The final event of Mental Health Awareness Week — the 2017 Mental Health Panel — was held on Thursday at the University of Michigan Union, with the help from the student-run National Alliance on Mental Illness, Mental Health Task Force and the LSA Student Government.
Four women spoke at the panel about their own struggles with mental illness, the importance of seeking help and how the University can improve on helping those suffering.
Public Policy senior Melanie Wellstein, president of the National Alliance on Mental Illness, was the main facilitator of the panel event.

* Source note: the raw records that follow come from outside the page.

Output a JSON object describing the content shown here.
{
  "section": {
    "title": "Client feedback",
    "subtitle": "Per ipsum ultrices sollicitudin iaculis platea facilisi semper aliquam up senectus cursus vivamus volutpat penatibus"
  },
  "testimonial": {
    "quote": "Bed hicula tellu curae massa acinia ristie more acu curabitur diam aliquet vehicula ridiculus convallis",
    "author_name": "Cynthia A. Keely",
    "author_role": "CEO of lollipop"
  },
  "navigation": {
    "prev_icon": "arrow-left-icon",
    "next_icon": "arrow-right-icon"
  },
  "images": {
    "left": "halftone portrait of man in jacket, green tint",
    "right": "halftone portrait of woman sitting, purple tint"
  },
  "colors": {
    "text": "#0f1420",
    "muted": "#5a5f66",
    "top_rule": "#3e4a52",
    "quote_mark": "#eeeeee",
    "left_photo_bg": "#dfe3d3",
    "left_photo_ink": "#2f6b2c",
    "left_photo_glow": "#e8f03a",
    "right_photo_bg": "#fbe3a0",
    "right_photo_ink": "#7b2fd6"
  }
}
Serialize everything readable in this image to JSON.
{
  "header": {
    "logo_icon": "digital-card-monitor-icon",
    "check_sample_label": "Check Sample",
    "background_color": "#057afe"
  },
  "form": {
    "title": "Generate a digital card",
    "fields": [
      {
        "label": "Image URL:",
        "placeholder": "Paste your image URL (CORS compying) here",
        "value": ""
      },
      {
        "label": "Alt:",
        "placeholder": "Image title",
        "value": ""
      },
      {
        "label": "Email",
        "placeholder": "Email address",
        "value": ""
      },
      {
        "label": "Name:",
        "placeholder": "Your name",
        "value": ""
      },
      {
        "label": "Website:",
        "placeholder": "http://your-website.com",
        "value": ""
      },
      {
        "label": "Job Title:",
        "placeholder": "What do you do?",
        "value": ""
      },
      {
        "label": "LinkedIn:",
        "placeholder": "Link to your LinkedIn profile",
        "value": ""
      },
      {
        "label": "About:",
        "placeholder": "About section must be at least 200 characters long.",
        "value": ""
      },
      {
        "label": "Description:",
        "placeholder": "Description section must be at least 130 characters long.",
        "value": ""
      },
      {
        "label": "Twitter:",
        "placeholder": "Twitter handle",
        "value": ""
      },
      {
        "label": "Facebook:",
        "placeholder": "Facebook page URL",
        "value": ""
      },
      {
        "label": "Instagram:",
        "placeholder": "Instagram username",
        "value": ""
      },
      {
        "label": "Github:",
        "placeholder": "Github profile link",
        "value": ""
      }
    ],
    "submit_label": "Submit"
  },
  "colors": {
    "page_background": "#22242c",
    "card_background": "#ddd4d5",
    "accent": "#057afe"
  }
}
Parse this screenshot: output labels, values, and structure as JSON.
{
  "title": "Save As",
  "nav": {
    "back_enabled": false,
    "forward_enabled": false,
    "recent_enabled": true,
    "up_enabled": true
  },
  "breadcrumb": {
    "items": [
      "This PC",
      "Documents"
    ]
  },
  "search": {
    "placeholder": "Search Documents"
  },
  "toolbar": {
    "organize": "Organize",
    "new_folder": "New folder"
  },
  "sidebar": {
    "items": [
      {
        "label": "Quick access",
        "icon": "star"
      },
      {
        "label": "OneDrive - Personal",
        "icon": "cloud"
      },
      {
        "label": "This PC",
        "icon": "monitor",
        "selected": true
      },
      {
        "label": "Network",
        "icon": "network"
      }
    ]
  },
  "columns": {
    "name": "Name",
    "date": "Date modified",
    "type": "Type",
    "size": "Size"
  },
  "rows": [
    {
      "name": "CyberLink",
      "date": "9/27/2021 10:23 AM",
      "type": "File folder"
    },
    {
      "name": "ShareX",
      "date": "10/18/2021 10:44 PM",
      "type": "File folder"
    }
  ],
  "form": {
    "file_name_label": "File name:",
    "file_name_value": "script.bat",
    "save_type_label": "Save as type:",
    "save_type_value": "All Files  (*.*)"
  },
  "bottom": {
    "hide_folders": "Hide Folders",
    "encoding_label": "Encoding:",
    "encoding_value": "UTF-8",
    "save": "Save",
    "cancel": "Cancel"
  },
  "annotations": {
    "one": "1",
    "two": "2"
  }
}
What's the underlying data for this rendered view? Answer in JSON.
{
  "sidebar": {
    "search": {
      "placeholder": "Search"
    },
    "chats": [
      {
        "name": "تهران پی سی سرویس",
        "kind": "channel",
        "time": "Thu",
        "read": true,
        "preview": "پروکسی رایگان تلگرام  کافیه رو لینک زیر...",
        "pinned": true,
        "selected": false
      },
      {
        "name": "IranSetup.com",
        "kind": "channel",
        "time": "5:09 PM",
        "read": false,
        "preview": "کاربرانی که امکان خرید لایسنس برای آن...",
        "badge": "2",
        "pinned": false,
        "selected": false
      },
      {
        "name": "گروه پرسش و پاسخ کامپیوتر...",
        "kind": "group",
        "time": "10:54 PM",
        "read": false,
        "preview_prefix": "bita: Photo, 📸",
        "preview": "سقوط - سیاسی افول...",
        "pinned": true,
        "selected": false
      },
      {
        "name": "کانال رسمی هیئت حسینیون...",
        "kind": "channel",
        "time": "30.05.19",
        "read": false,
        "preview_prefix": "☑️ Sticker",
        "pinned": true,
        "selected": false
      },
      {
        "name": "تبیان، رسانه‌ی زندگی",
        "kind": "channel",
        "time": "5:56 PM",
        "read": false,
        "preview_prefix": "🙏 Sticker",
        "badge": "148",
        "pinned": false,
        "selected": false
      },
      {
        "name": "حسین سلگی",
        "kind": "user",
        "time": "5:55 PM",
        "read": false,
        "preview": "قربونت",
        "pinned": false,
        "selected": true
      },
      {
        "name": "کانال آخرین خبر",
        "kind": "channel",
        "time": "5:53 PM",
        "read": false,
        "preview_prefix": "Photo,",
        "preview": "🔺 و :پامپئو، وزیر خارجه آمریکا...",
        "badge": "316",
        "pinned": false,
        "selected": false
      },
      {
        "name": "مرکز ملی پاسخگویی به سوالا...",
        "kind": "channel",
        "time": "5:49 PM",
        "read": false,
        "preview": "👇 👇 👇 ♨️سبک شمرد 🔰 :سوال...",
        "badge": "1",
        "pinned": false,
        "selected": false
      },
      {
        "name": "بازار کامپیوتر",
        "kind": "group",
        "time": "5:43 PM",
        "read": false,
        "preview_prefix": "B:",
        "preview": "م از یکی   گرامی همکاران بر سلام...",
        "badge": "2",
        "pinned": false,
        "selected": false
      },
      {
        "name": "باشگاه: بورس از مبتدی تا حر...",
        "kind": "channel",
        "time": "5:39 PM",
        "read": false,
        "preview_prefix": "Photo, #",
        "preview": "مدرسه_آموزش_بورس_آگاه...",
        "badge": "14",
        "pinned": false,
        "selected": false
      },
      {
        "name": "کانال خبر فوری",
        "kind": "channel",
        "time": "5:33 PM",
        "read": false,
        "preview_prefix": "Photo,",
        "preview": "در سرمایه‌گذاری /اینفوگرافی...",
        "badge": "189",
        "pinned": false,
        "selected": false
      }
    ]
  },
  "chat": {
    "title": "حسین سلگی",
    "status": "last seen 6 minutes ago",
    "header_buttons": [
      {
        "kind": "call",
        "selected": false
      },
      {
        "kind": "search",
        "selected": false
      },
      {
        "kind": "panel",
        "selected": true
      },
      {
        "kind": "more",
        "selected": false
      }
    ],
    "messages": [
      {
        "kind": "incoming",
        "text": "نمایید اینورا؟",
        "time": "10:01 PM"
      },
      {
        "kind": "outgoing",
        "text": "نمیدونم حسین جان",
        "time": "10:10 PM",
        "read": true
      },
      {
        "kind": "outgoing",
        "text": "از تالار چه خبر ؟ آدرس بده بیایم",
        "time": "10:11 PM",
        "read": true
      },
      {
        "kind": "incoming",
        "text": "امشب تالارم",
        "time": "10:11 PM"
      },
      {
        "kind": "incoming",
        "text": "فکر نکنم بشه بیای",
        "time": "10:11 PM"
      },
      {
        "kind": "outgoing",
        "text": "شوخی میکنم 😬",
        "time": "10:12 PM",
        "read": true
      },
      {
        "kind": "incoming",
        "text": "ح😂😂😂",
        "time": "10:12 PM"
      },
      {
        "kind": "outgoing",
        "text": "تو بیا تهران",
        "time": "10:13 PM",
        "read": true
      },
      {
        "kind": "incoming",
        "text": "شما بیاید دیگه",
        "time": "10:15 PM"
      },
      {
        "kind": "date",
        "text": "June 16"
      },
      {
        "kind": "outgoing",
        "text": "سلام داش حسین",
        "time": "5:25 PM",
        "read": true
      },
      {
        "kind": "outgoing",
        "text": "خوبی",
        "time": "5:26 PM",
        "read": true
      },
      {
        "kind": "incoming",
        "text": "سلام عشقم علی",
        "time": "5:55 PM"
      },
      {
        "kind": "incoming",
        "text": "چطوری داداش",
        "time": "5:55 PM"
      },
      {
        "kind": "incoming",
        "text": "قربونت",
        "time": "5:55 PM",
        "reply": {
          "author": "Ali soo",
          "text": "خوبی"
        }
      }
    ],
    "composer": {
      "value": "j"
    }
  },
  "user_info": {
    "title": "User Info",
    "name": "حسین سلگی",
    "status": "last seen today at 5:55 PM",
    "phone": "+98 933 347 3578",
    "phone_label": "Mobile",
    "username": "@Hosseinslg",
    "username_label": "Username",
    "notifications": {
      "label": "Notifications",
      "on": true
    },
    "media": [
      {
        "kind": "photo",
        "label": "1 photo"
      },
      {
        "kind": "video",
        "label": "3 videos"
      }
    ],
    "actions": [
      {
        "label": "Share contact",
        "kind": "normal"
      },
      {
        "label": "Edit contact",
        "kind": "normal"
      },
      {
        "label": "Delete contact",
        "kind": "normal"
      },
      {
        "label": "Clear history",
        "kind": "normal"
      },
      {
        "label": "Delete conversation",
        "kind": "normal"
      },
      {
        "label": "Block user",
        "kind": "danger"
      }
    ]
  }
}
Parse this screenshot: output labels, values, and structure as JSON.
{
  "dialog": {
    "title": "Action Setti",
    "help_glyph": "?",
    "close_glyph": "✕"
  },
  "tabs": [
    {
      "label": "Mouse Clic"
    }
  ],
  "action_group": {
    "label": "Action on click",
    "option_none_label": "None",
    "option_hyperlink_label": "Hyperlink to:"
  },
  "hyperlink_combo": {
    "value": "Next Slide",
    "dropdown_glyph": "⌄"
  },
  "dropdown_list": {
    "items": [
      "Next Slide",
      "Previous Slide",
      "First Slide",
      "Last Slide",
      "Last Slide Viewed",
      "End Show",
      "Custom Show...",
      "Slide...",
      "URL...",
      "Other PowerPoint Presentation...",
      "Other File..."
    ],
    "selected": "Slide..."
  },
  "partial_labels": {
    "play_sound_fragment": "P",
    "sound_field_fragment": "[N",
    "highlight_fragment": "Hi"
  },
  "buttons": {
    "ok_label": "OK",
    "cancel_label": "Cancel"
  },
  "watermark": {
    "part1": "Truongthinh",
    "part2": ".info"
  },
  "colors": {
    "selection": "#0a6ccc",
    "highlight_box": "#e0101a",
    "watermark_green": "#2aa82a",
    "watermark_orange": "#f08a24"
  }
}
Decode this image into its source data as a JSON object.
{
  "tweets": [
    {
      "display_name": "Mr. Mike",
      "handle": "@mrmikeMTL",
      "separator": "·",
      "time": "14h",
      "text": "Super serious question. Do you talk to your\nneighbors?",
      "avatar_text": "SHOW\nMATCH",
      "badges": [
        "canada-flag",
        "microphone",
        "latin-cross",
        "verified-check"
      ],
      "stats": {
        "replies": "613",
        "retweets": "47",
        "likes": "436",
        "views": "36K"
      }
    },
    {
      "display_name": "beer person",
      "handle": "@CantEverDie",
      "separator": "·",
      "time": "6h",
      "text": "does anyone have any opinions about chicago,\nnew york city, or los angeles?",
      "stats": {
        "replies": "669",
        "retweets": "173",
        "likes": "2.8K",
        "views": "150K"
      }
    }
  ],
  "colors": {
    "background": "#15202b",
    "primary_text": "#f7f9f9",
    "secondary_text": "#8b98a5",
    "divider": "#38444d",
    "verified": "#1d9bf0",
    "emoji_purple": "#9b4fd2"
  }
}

“We all know someone who has been affected by mental illness,” she said. “But the more we talk about these issues and bring them to administration, the more we will be able to change things at the University of Michigan.”
According to a survey sent out last year from the Mental Health Task Force, 96 percent of student respondents feel that mental health should be accommodated on a college campus, but 74 percent do not feel comfortable addressing their concerns with faculty.
Many of the panelists spoke about what they had read at the Mental Health Monologues, an event in the spring on mental health. The first panelist to speak was fifth-year senior Abigail Nutter, who spoke about feeling guilty getting help and being “on the fence” about having a mental illness.
“When you don’t have a diagnosis, you feel like you don’t need to look for help or other people need it more,” she said.
LSA senior Lauren Quinlan later shared a poem she wrote about waiting all day to get into an intensive care unit in the emergency room.
“Einstein had proved that time is relative, and it has never felt so than the time that I spent 24 hours, one day, in the emergency room,” she read. She emphasized it should be easier for people to get help in other settings.
Tom Kal, a resident adviser and faculty at the School of Social Work, shared his reason for attending the event and the value he places on mental health. He discussed how his daughter had been dealing with chronic depression and his brother had been hospitalized and professionals never knew what to do.
Kal believes there are two things people who are suffering from illness should do; first, get professional care and second, find others who are going through similar situations.
Panelist Marissa Stringer, an LSA senior, spoke about receiving her ADHD diagnosis and understanding her illness was legitimate.
“The answers to my problems can’t be found on a Google search,” she said.
To conclude the panel, Wellstein made a personal statement about her experience with mental illness. After being diagnosed with PTSD at age 18, she felt like it was important knowing she needed help before starting college.
In response to how the resources at the University can help those suffering, Quinlan said, “We need to pay more attention to CAPS and facilitate more of a conversation about it.”
LSA senior Julia Winkler said she attended the panel to learn about helping her friends who are suffering with mental health issues.
“(I came to the talk) to absorb perspectives that I don’t normally have, so that I could be better as a friend,” Winkler said.
When asked about giving advice to people struggling with mental illness, Wellstein said, “It sounds really cliche, but I think there aren’t enough people talking about this.”